Go through the entries, filter for the word "Search", and copy every line that has it.

:: Exercise data ::

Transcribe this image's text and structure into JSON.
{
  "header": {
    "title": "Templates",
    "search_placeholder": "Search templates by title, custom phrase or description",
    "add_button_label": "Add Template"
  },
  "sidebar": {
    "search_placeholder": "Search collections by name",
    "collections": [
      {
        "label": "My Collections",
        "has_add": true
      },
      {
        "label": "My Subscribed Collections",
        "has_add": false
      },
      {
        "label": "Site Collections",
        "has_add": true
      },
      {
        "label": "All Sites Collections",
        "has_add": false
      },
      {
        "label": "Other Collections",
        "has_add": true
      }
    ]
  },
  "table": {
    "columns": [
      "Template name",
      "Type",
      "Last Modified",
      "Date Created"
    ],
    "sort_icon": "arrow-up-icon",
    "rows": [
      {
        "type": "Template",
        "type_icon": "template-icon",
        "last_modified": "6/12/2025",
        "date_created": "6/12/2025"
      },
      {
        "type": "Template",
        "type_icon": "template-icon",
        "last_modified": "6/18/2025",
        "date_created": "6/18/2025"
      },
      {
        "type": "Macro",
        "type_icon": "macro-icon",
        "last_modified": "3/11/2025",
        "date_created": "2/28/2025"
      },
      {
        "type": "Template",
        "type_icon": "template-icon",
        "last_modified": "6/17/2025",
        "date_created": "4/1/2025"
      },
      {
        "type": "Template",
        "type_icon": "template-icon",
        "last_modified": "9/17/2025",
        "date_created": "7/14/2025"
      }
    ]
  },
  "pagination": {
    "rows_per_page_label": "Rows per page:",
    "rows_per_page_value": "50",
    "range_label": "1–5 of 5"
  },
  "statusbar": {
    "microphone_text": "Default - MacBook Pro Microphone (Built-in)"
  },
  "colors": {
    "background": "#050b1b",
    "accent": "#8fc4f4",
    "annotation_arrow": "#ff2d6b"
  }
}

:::
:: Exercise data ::

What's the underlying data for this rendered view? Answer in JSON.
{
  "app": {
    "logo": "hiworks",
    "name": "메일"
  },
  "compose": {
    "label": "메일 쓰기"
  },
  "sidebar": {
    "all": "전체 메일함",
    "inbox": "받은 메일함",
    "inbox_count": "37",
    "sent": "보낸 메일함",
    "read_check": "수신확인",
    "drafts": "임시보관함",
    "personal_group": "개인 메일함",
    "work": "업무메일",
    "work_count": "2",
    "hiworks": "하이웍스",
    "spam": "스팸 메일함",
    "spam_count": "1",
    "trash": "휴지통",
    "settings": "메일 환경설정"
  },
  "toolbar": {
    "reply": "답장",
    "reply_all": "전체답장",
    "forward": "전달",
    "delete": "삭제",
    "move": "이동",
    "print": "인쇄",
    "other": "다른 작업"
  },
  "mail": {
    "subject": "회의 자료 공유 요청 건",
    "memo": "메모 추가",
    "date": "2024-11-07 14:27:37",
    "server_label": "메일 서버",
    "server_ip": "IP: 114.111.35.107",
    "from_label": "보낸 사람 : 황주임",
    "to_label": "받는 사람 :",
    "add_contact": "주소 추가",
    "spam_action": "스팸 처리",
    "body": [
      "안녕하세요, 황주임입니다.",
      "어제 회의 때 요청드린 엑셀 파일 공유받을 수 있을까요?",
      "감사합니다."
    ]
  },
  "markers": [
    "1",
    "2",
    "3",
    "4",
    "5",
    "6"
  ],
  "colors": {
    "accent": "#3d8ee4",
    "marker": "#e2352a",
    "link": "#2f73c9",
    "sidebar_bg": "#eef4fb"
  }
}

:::

Expected answer>
    "search_placeholder": "Search templates by title, custom phrase or description",
    "search_placeholder": "Search collections by name",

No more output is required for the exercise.